While most of us think of diamonds sparkling on a ring or necklace, in fact jewellery only makes up a portion of the diamond market. 70 percent of manufactured diamonds are used in drilling, cutting and grinding. Diamonds can also be used to disinfect polluted water sources.

Thanks to their incredible heat conducting ability, engineers recognised diamonds’ potential for use in electronics. The predicted growth of this market spurred significant leaps in diamond growing technology. Most notably, the introduction of the CVD method (more on that below).

How Are Lab-Grown Diamonds Made?

Most mined diamonds were formed between one and three billion years ago, under intense heat and pressure, conditions found in the Earth’s mantle, some 100 miles below Earth’s surface. Diamonds quickly form and are brought to the surface by volcanic eruptions.

Lab-grown diamonds are created through one of two main methods. Each uses a seed crystal (a sliver of diamond) as the base on which the diamond will form.

High Pressure, High Temperature (HPHT)

This method imitates how diamonds grow in nature. Pure carbon is subjected to extremely high temperatures and pressure, forming a diamond around the seed crystal. This method uses a lot of energy and was the one first used by the engineers at GE. It can also create diamonds in any colour. Ideal if your heart is set on a much sought after pink or yellow diamond.

Chemical Vapour Deposition (CVD)

CVD was developed in the 1980s in response to the need for cheaper manufacturing processes. In this method, the seed crystal is placed in a chamber with a mixture of hydrogen and methane gases. Microwave power then heats the chamber, exciting the gas and causing the diamond to grow.

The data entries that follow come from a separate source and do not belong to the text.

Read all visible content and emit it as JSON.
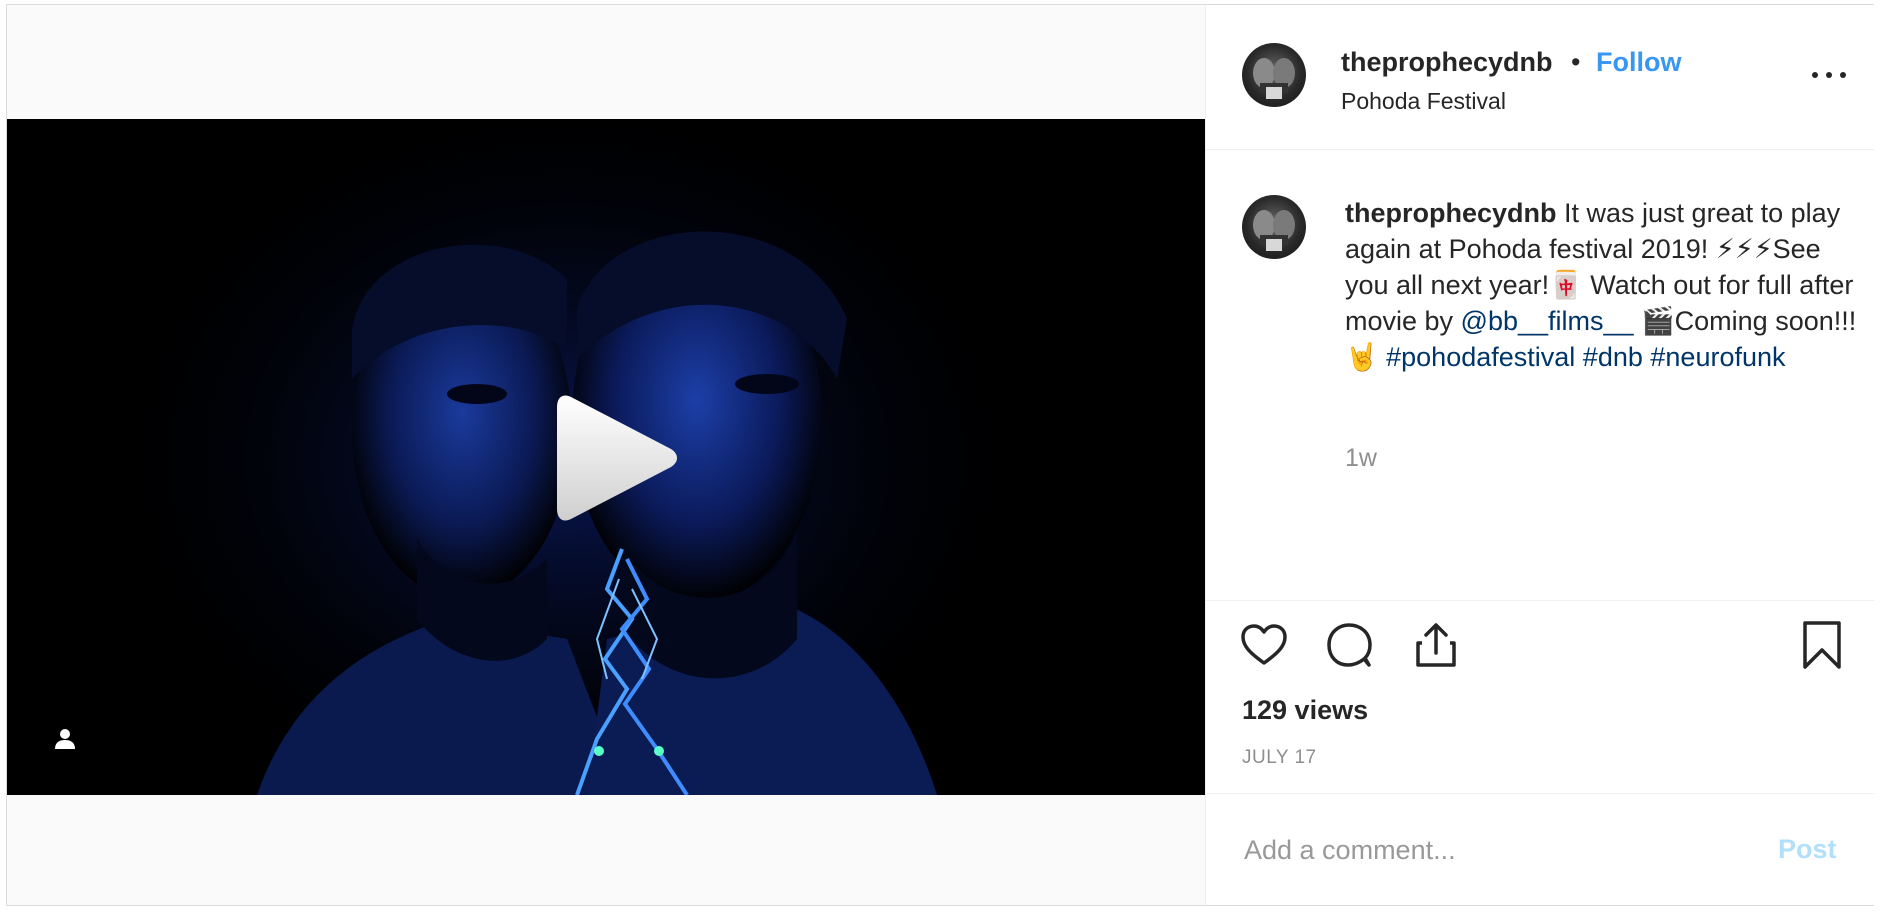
{
  "post": {
    "header": {
      "username": "theprophecydnb",
      "separator": "•",
      "follow_label": "Follow",
      "location": "Pohoda Festival",
      "more_icon": "more-horizontal-icon"
    },
    "caption": {
      "username": "theprophecydnb",
      "text_1": " It was just great to play again at Pohoda festival 2019! ⚡⚡⚡See you all next year!🀄 Watch out for full after movie by ",
      "mention": "@bb__films__",
      "text_2": " 🎬Coming soon!!!🤘 ",
      "hashtags": [
        "#pohodafestival",
        "#dnb",
        "#neurofunk"
      ],
      "time_ago": "1w"
    },
    "actions": {
      "like_icon": "heart-icon",
      "comment_icon": "comment-bubble-icon",
      "share_icon": "share-icon",
      "save_icon": "bookmark-icon"
    },
    "views": "129 views",
    "date": "JULY 17",
    "comment": {
      "placeholder": "Add a comment...",
      "post_label": "Post"
    },
    "media": {
      "type": "video",
      "play_icon": "play-icon",
      "tag_icon": "user-tag-icon"
    },
    "colors": {
      "link_blue": "#3897f0",
      "hashtag_blue": "#003569",
      "post_disabled": "#b2dffc",
      "muted_gray": "#8e8e8e"
    }
  }
}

Just like Earth diamonds, lab-created diamonds also have small flaws (known as inclusions) and colour differences.

Why Buy a Lab-Grown Diamond?

Attitudes towards lab-grown diamonds are changing.

According to a report by MVI, 70 percent of consumers aged 21-40 would consider buying a lab-grown diamond engagement ring. The market segment for lab-grown diamonds has increased by 15 to 20 percent year on year. And with growing popularity among celebrities and public figures, the trend towards lab-grown, sustainable jewellery won’t be slowing down anytime soon.

Buyers today are more conscientious of their impact, seeking ethical alternatives to traditional purchases, while keeping value in mind. Lab-grown diamonds offer value for money and peace of mind for consumers.


Lab-grown diamonds cost around 30 percent less than mined diamonds.

The difference in cost has nothing to do with quality. Instead, while mined diamonds pass through many hands to get to you, the supply chain for lab-grown diamonds is relatively small.

Instead of shelling out more for a mined diamond, opt for lab-created gems and put that extra money towards your honeymoon, your home or something special.

Environmental Impact

Traditional diamond mining has a devastating impact on our natural world. From mines so big they can be seen from space, to polluted water sources and destruction of land. Lab-grown diamonds, on the other hand, have minimal impact. They do not require any of the harsh processes used in traditional mining. Everything can be done in the confines of the laboratory.

It’s important to note that there is currently a lack of data on the carbon footprint of manufacturing processes, with some arguing that it could be significant. However, many labs use only renewable energy in production, and the environmental impact of mining is far more widespread.

Ethical Sourcing

While the Kimberly Process works to ensure diamonds mined today are conflict-free, this process has been heavily criticised by human rights groups. The only way to truly ensure your diamond is 100 percent conflict-free and ethically sourced is to buy a lab-grown gem.

If you’re looking for a sustainable, eco-friendly diamond, illi creates beautiful, lab-grown diamond jewellery. The same sparkling beauty, without the negative impact.

Shop our range of lab-grown diamond earrings and necklaces now.